Why formative …

  • To provide ongoing and frequent feedback
  • To impact further learning
  • To guide instruction
  • To be itself an opportunity for learning

Why summative …

  • To provide a cumulative assessment
  • To offer a standardized approach
  • To diagnose progress/readiness for matriculation or next level competency or certification
  • To ease grading (sometimes)

Asynchronous & Synchronous Assessment

Whether to save in-class time, leverage non-class periods, or simply offer a variety of assessment experiences, you may find yourself thinking about incorporating alternative assessments in your course, along with what we might think of as traditionally synchronous assessment. Some of the most effective assessments can be completed asynchronously, freeing class time for work that takes advantage of the students’ presence in the room. They also often have the benefit of aligning with and effectively measuring what our students are learning. 

This chart may help you think about opening up your course to a blend of asynchronous & synchronous assessments:

Assessments: Blending Synchronous and Asynchronous

Traditional synchronous assessmentQualities we
hope to preserve
Potential
barriers
Potential
asynchronous solutions
TEST/QUIZ
  • Measuring knowledge at a particular time
  • Ease of grading
  • Academic integrity violations
DISCUSSION
  • Rapid building of ideas off other ideas
  • Modeling of thinking and responding (provided by instructor as well as other students)
  • Discussion will lack energy of face-to-face
  • Students will not build off ideas
  • Google Chat (with history) can create more rapid interaction. It can be assessed via a rubric or # of responses.
  • Assessing discussion only during specific ranges of time can create urgency.
  • A rubric that specifically assesses how students build off other students’ comments can increase interaction.
PRESENTATION
  • Audience participation (giving feedback, asking questions)
  • Practice of “real life” presentation skills
  • Lack of audience
  • Having students respond via Annoto to recorded (NYU Stream) video presentations can generate specific responses.
  • Participation can also be encouraged by requiring specific frequency and level of responses via rubric.

Assessments: Evaluating Synchronous and Asynchronous Activities

You may also want to begin by mapping out an overall assessment strategy: think through what you do (or plan to do) and identify gaps, weaknesses, or areas where you may be using the same sort of assessment again and again.

You can use this chart to help you plan for alternate assessment strategies:

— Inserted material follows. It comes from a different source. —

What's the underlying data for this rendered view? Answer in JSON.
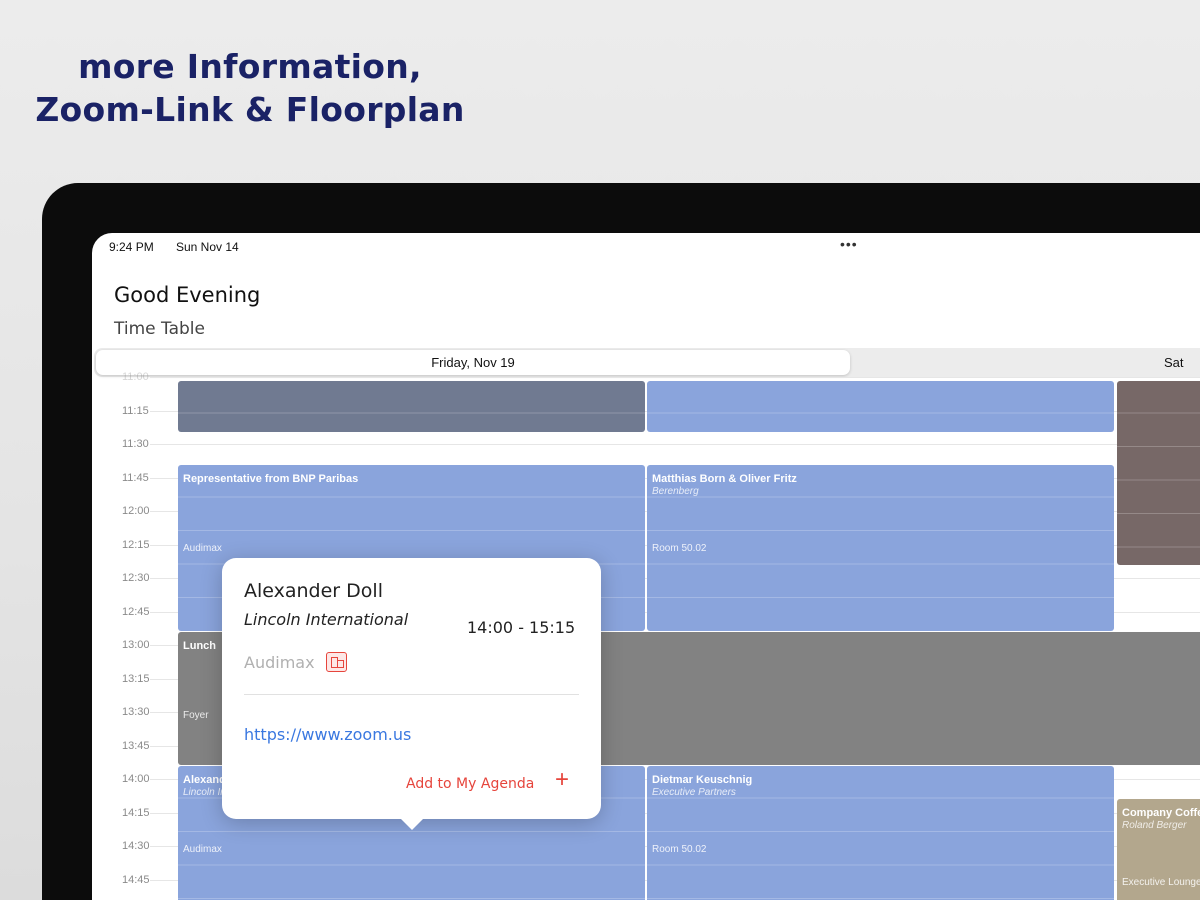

Traditional assessment activityPotential
alternatives
What I want
students to know
How will
I assess?
GROUP
DISCUSSION
Evaluate student participation in discussions SYNCHRONOUS
  • Zoom with comments (through the chat function or spoken aloud)
ASYNCHRONOUS
  • Digest key content
  • Work with others
  • Apply concepts to new situations
  • Be able to form and defend an argument
  • Think critically
  • Converse professionally with others who may have differing opinions
  • Assess via number of comments
  • Assess via quality of comments (using a rubric, students can also assess themselves or each other)
  • Assess via length of comments
WRITTEN
WORK
Write in margins of physical copies SYNCHRONOUS
  • Short video conferences via Zoom or Hangouts
ASYNCHRONOUS
  • Key concepts
  • Comment bank
  • Identify key points and then suggest student find further instances without repeating language
  • Rubric
GROUP
PROJECT
Long-term group projects SYNCHRONOUS
  • Occasional Zoom meetings with chat comments
ASYNCHRONOUS
  • Key content
  • How to apply a concept
  • How to answer questions on the fly
  • Frequent assessment
  • Evaluate understanding with rubric
  • Evaluate application with rubric
GROUP
PRESENTATION
In-class group presentations SYNCHRONOUS
  • Zoom presentations, including screen-sharing of PowerPoint slides and class interactions via chat
ASYNCHRONOUS
  • Key concepts
  • How to apply a concept
  • How to answer questions
  • How to effectively give a presentation to an audience
  • How to critique a presentation
  • Evaluate student understanding (using rubric)
  • Evaluate concept application (using rubric)
  • Evaluate performance during presentation
  • Require audience participation (# of questions) and assess quality/depth of questions via rubric
  • Peer assessment of presentations (using rubric)